The Ras pathway represents a growth-promoting pathway that is associated with pancreatic cancer through mutations in the KRAS and BRAF genes. Activating KRAS mutations are observed in >90% of pancreatic adenocarcinomas. Reflecting the complexity of directly targeting KRAS, drug development efforts have focused on downstream components of the Ras pathway, such as MEK. Selumetinib is an oral MEK1/2 inhibitor, and a free-base suspension of selumetinib has demonstrated preclinical activity in a range of tumors, including human pancreatic tumors. In a randomized phase II study, 70 patients with metastatic pancreatic cancer, who failed first-line therapy, were administered either selumetinib or capecitabine.63 The median OS was 5.4 months in the selumetinib group and 5.0 months in the capecitabine group (P = 0.92). The median PFS was 2.1 and 2.2 months in the selumetinib and capecitabine groups, respectively (P = 0.41). Serious adverse events were recorded in 43% of patients in the selumetinib group and 25% in the capecitabine group. These researchers concluded that although selumetinib is a well-tolerated second-line option for metastatic pancreatic cancer patients with failed first-line gemcitabine treatment, selumetinib is not significantly different from capecitabine in terms of OS in this patient population. Furthermore, the dual-targeted therapeutic strategy using selumetinib and MK-2206 failed to improve OS in the second-line setting.64

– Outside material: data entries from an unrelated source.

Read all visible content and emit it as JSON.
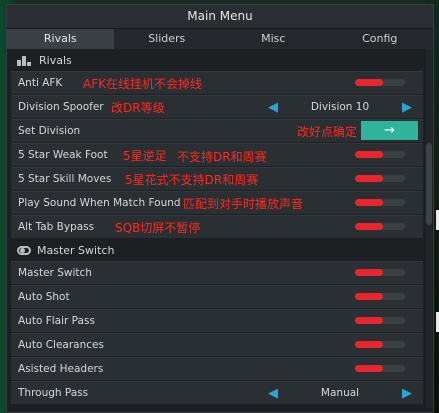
{
  "window": {
    "title": "Main Menu"
  },
  "tabs": [
    {
      "label": "Rivals",
      "active": true
    },
    {
      "label": "Sliders",
      "active": false
    },
    {
      "label": "Misc",
      "active": false
    },
    {
      "label": "Config",
      "active": false
    }
  ],
  "sections": {
    "rivals": "Rivals",
    "master": "Master Switch"
  },
  "rows": {
    "anti_afk": "Anti AFK",
    "division_spoofer": "Division Spoofer",
    "division_value": "Division 10",
    "set_division": "Set Division",
    "five_star_weak_foot": "5 Star Weak Foot",
    "five_star_skill_moves": "5 Star Skill Moves",
    "play_sound": "Play Sound When Match Found",
    "alt_tab": "Alt Tab Bypass",
    "master_switch": "Master Switch",
    "auto_shot": "Auto Shot",
    "auto_flair_pass": "Auto Flair Pass",
    "auto_clearances": "Auto Clearances",
    "asisted_headers": "Asisted Headers",
    "through_pass": "Through Pass",
    "through_pass_value": "Manual"
  },
  "annotations": {
    "anti_afk": "AFK在线挂机不会掉线",
    "division": "改DR等级",
    "set_division": "改好点确定",
    "weak_foot_a": "5星逆足",
    "weak_foot_b": "不支持DR和周赛",
    "skill_moves": "5星花式不支持DR和周赛",
    "play_sound": "匹配到对手时播放声音",
    "alt_tab": "SQB切屏不暂停"
  },
  "icons": {
    "left_arrow": "◀",
    "right_arrow": "▶",
    "confirm_arrow": "→"
  },
  "colors": {
    "accent_blue": "#2aa3d9",
    "toggle_red": "#e8262b",
    "button_teal": "#2fb39a",
    "annotation_red": "#ff2a1e"
  }
}
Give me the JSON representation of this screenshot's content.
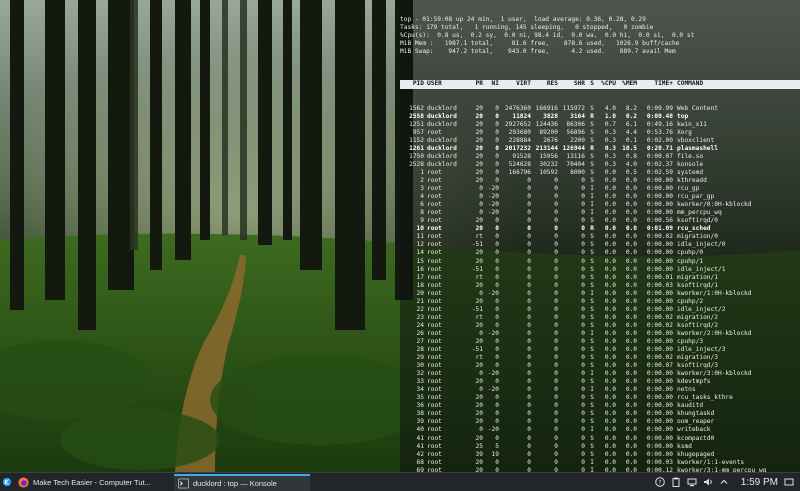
{
  "top": {
    "summary": [
      "top - 01:59:08 up 24 min,  1 user,  load average: 0.36, 0.28, 0.29",
      "Tasks: 179 total,   1 running, 145 sleeping,   0 stopped,   0 zombie",
      "%Cpu(s):  0.8 us,  0.2 sy,  0.0 ni, 98.4 id,  0.0 wa,  0.0 hi,  0.0 si,  0.0 st",
      "MiB Mem :   1987.1 total,     81.6 free,    878.6 used,   1026.9 buff/cache",
      "MiB Swap:    947.2 total,    943.0 free,      4.2 used.    889.7 avail Mem"
    ],
    "columns": [
      "PID",
      "USER",
      "PR",
      "NI",
      "VIRT",
      "RES",
      "SHR",
      "S",
      "%CPU",
      "%MEM",
      "TIME+",
      "COMMAND"
    ],
    "rows": [
      [
        "1562",
        "ducklord",
        "20",
        "0",
        "2476360",
        "166916",
        "115972",
        "S",
        "4.0",
        "8.2",
        "0:09.99",
        "Web Content"
      ],
      [
        "2558",
        "ducklord",
        "20",
        "0",
        "11824",
        "3828",
        "3164",
        "R",
        "1.0",
        "0.2",
        "0:00.48",
        "top"
      ],
      [
        "1251",
        "ducklord",
        "20",
        "0",
        "2927652",
        "124436",
        "86306",
        "S",
        "0.7",
        "6.1",
        "0:49.16",
        "kwin_x11"
      ],
      [
        "957",
        "root",
        "20",
        "0",
        "293680",
        "89200",
        "56896",
        "S",
        "0.3",
        "4.4",
        "0:53.76",
        "Xorg"
      ],
      [
        "1152",
        "ducklord",
        "20",
        "0",
        "228884",
        "2676",
        "2200",
        "S",
        "0.3",
        "0.1",
        "0:02.00",
        "vboxclient"
      ],
      [
        "1261",
        "ducklord",
        "20",
        "0",
        "2017232",
        "213144",
        "126944",
        "R",
        "0.3",
        "10.5",
        "0:20.71",
        "plasmashell"
      ],
      [
        "1750",
        "ducklord",
        "20",
        "0",
        "91528",
        "15956",
        "13116",
        "S",
        "0.3",
        "0.8",
        "0:00.07",
        "file.so"
      ],
      [
        "2528",
        "ducklord",
        "20",
        "0",
        "524628",
        "30232",
        "70404",
        "S",
        "0.3",
        "4.0",
        "0:02.37",
        "konsole"
      ],
      [
        "1",
        "root",
        "20",
        "0",
        "166796",
        "10592",
        "8000",
        "S",
        "0.0",
        "0.5",
        "0:02.59",
        "systemd"
      ],
      [
        "2",
        "root",
        "20",
        "0",
        "0",
        "0",
        "0",
        "S",
        "0.0",
        "0.0",
        "0:00.00",
        "kthreadd"
      ],
      [
        "3",
        "root",
        "0",
        "-20",
        "0",
        "0",
        "0",
        "I",
        "0.0",
        "0.0",
        "0:00.00",
        "rcu_gp"
      ],
      [
        "4",
        "root",
        "0",
        "-20",
        "0",
        "0",
        "0",
        "I",
        "0.0",
        "0.0",
        "0:00.00",
        "rcu_par_gp"
      ],
      [
        "6",
        "root",
        "0",
        "-20",
        "0",
        "0",
        "0",
        "I",
        "0.0",
        "0.0",
        "0:00.00",
        "kworker/0:0H-kblockd"
      ],
      [
        "8",
        "root",
        "0",
        "-20",
        "0",
        "0",
        "0",
        "I",
        "0.0",
        "0.0",
        "0:00.00",
        "mm_percpu_wq"
      ],
      [
        "9",
        "root",
        "20",
        "0",
        "0",
        "0",
        "0",
        "S",
        "0.0",
        "0.0",
        "0:00.56",
        "ksoftirqd/0"
      ],
      [
        "10",
        "root",
        "20",
        "0",
        "0",
        "0",
        "0",
        "R",
        "0.0",
        "0.0",
        "0:01.09",
        "rcu_sched"
      ],
      [
        "11",
        "root",
        "rt",
        "0",
        "0",
        "0",
        "0",
        "S",
        "0.0",
        "0.0",
        "0:00.02",
        "migration/0"
      ],
      [
        "12",
        "root",
        "-51",
        "0",
        "0",
        "0",
        "0",
        "S",
        "0.0",
        "0.0",
        "0:00.00",
        "idle_inject/0"
      ],
      [
        "14",
        "root",
        "20",
        "0",
        "0",
        "0",
        "0",
        "S",
        "0.0",
        "0.0",
        "0:00.00",
        "cpuhp/0"
      ],
      [
        "15",
        "root",
        "20",
        "0",
        "0",
        "0",
        "0",
        "S",
        "0.0",
        "0.0",
        "0:00.00",
        "cpuhp/1"
      ],
      [
        "16",
        "root",
        "-51",
        "0",
        "0",
        "0",
        "0",
        "S",
        "0.0",
        "0.0",
        "0:00.00",
        "idle_inject/1"
      ],
      [
        "17",
        "root",
        "rt",
        "0",
        "0",
        "0",
        "0",
        "S",
        "0.0",
        "0.0",
        "0:00.01",
        "migration/1"
      ],
      [
        "18",
        "root",
        "20",
        "0",
        "0",
        "0",
        "0",
        "S",
        "0.0",
        "0.0",
        "0:00.03",
        "ksoftirqd/1"
      ],
      [
        "20",
        "root",
        "0",
        "-20",
        "0",
        "0",
        "0",
        "I",
        "0.0",
        "0.0",
        "0:00.00",
        "kworker/1:0H-kblockd"
      ],
      [
        "21",
        "root",
        "20",
        "0",
        "0",
        "0",
        "0",
        "S",
        "0.0",
        "0.0",
        "0:00.00",
        "cpuhp/2"
      ],
      [
        "22",
        "root",
        "-51",
        "0",
        "0",
        "0",
        "0",
        "S",
        "0.0",
        "0.0",
        "0:00.00",
        "idle_inject/2"
      ],
      [
        "23",
        "root",
        "rt",
        "0",
        "0",
        "0",
        "0",
        "S",
        "0.0",
        "0.0",
        "0:00.02",
        "migration/2"
      ],
      [
        "24",
        "root",
        "20",
        "0",
        "0",
        "0",
        "0",
        "S",
        "0.0",
        "0.0",
        "0:00.02",
        "ksoftirqd/2"
      ],
      [
        "26",
        "root",
        "0",
        "-20",
        "0",
        "0",
        "0",
        "I",
        "0.0",
        "0.0",
        "0:00.00",
        "kworker/2:0H-kblockd"
      ],
      [
        "27",
        "root",
        "20",
        "0",
        "0",
        "0",
        "0",
        "S",
        "0.0",
        "0.0",
        "0:00.00",
        "cpuhp/3"
      ],
      [
        "28",
        "root",
        "-51",
        "0",
        "0",
        "0",
        "0",
        "S",
        "0.0",
        "0.0",
        "0:00.00",
        "idle_inject/3"
      ],
      [
        "29",
        "root",
        "rt",
        "0",
        "0",
        "0",
        "0",
        "S",
        "0.0",
        "0.0",
        "0:00.02",
        "migration/3"
      ],
      [
        "30",
        "root",
        "20",
        "0",
        "0",
        "0",
        "0",
        "S",
        "0.0",
        "0.0",
        "0:00.07",
        "ksoftirqd/3"
      ],
      [
        "32",
        "root",
        "0",
        "-20",
        "0",
        "0",
        "0",
        "I",
        "0.0",
        "0.0",
        "0:00.00",
        "kworker/3:0H-kblockd"
      ],
      [
        "33",
        "root",
        "20",
        "0",
        "0",
        "0",
        "0",
        "S",
        "0.0",
        "0.0",
        "0:00.00",
        "kdevtmpfs"
      ],
      [
        "34",
        "root",
        "0",
        "-20",
        "0",
        "0",
        "0",
        "I",
        "0.0",
        "0.0",
        "0:00.00",
        "netns"
      ],
      [
        "35",
        "root",
        "20",
        "0",
        "0",
        "0",
        "0",
        "S",
        "0.0",
        "0.0",
        "0:00.00",
        "rcu_tasks_kthre"
      ],
      [
        "36",
        "root",
        "20",
        "0",
        "0",
        "0",
        "0",
        "S",
        "0.0",
        "0.0",
        "0:00.00",
        "kauditd"
      ],
      [
        "38",
        "root",
        "20",
        "0",
        "0",
        "0",
        "0",
        "S",
        "0.0",
        "0.0",
        "0:00.00",
        "khungtaskd"
      ],
      [
        "39",
        "root",
        "20",
        "0",
        "0",
        "0",
        "0",
        "S",
        "0.0",
        "0.0",
        "0:00.00",
        "oom_reaper"
      ],
      [
        "40",
        "root",
        "0",
        "-20",
        "0",
        "0",
        "0",
        "I",
        "0.0",
        "0.0",
        "0:00.00",
        "writeback"
      ],
      [
        "41",
        "root",
        "20",
        "0",
        "0",
        "0",
        "0",
        "S",
        "0.0",
        "0.0",
        "0:00.00",
        "kcompactd0"
      ],
      [
        "41",
        "root",
        "25",
        "5",
        "0",
        "0",
        "0",
        "S",
        "0.0",
        "0.0",
        "0:00.00",
        "ksmd"
      ],
      [
        "42",
        "root",
        "39",
        "19",
        "0",
        "0",
        "0",
        "S",
        "0.0",
        "0.0",
        "0:00.00",
        "khugepaged"
      ],
      [
        "68",
        "root",
        "20",
        "0",
        "0",
        "0",
        "0",
        "I",
        "0.0",
        "0.0",
        "0:00.03",
        "kworker/1:1-events"
      ],
      [
        "69",
        "root",
        "20",
        "0",
        "0",
        "0",
        "0",
        "I",
        "0.0",
        "0.0",
        "0:00.12",
        "kworker/3:1-mm_percpu_wq"
      ],
      [
        "136",
        "root",
        "20",
        "0",
        "0",
        "0",
        "0",
        "S",
        "0.0",
        "0.0",
        "0:00.00",
        "kintegrityd"
      ]
    ],
    "bold_pids": [
      "2558",
      "1261",
      "10"
    ]
  },
  "taskbar": {
    "firefox_task": "Make Tech Easier - Computer Tut...",
    "konsole_task": "ducklord : top — Konsole",
    "clock": "1:59 PM",
    "icons": [
      "kde-menu-icon",
      "firefox-icon",
      "konsole-icon",
      "network-icon",
      "volume-icon",
      "clipboard-icon",
      "notifications-icon",
      "expand-tray-icon",
      "show-desktop-icon"
    ]
  },
  "colors": {
    "panel": "#232629",
    "accent": "#3daee9",
    "header_bar": "#e8ecf0"
  }
}
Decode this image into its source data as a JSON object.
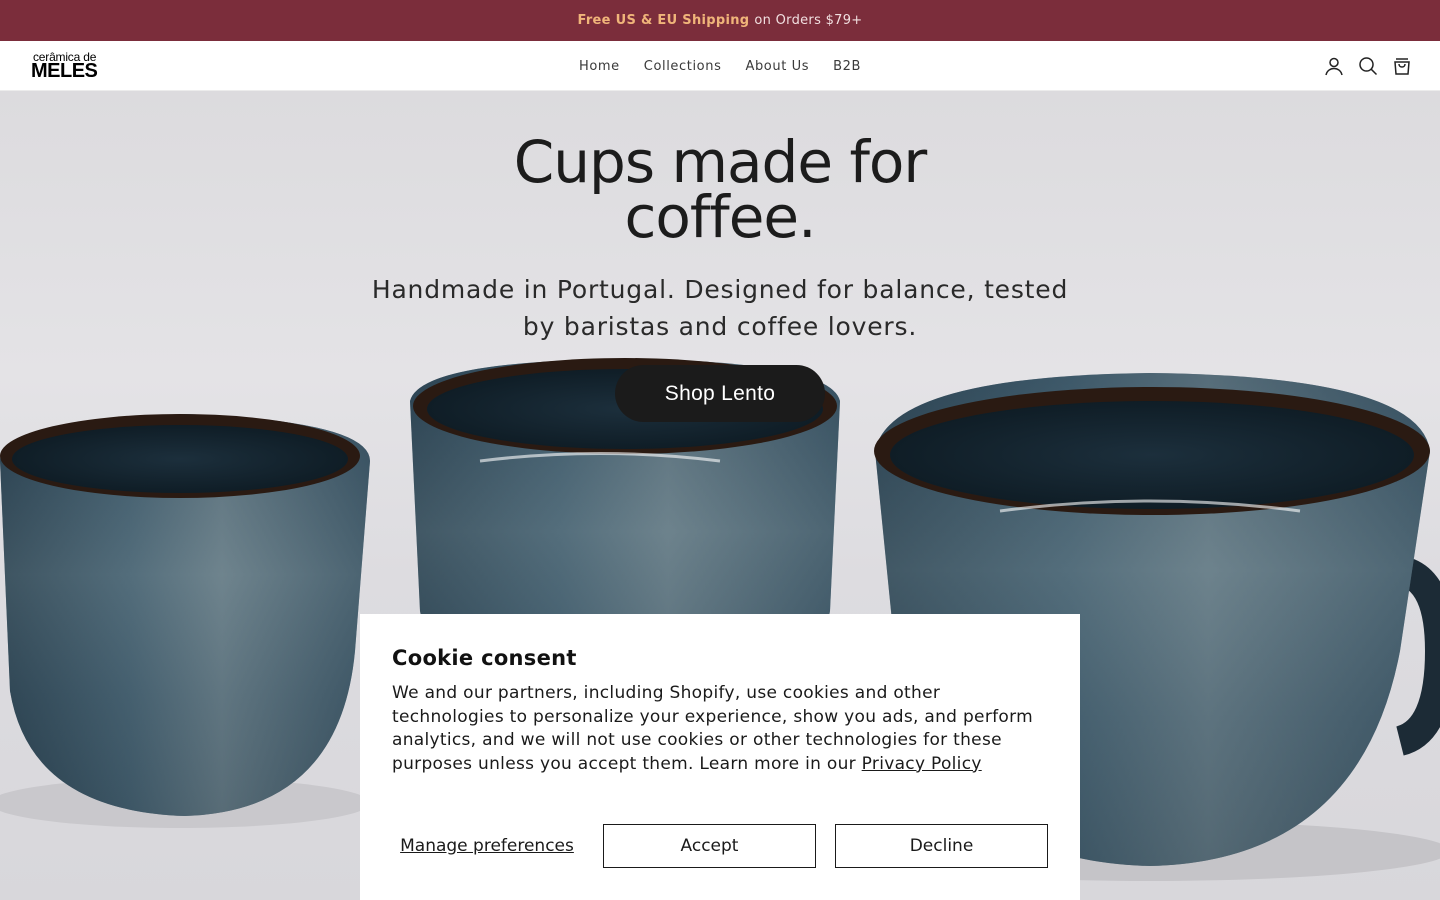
{
  "announcement": {
    "highlight": "Free US & EU Shipping",
    "rest": "on Orders $79+"
  },
  "header": {
    "logo": {
      "top": "cerâmica de",
      "main": "MELES"
    },
    "nav": [
      "Home",
      "Collections",
      "About Us",
      "B2B"
    ],
    "icons": [
      "account-icon",
      "search-icon",
      "cart-icon"
    ]
  },
  "hero": {
    "title_line1": "Cups made for",
    "title_line2": "coffee.",
    "subtitle_line1": "Handmade in Portugal. Designed for balance, tested",
    "subtitle_line2": "by baristas and coffee lovers.",
    "button": "Shop Lento"
  },
  "cookie": {
    "title": "Cookie consent",
    "body": "We and our partners, including Shopify, use cookies and other technologies to personalize your experience, show you ads, and perform analytics, and we will not use cookies or other technologies for these purposes unless you accept them. Learn more in our",
    "link": "Privacy Policy",
    "manage": "Manage preferences",
    "accept": "Accept",
    "decline": "Decline"
  },
  "colors": {
    "announcement_bg": "#7b2d3b",
    "announcement_highlight": "#f0b57a",
    "button_bg": "#1b1b1b",
    "glaze": "#3d5a6b"
  }
}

Janus kinase inhibitors

Emerging evidence supports a role for Janus kinase/signal transducer and activator of transcription (JAK/STAT) signaling in the pathogenesis and clinical course of pancreatic cancer. In a randomized phase II study, the JAK1/JAK2 inhibitor ruxolitinib was evaluated in combination with capecitabine versus placebo plus capecitabine in patients who experienced treatment failure with gemcitabine.65 No difference in survival was observed in the intention-to-treat population. However, in a prespecified subgroup analysis, patients with a C-reactive protein (CRP) level greater than 13 mg/L showed an improvement in median OS (2.7 vs 1.8 months; P = 0.011). This finding led to the design of two randomized phase III trials (JANUS1 and JANUS2) for the second-line treatment of advanced pancreatic cancer. However, both JANUS1 and JANUS2 studies were terminated due to the lack of efficacy (no survival benefit for ruxolitinib plus capecitabine).66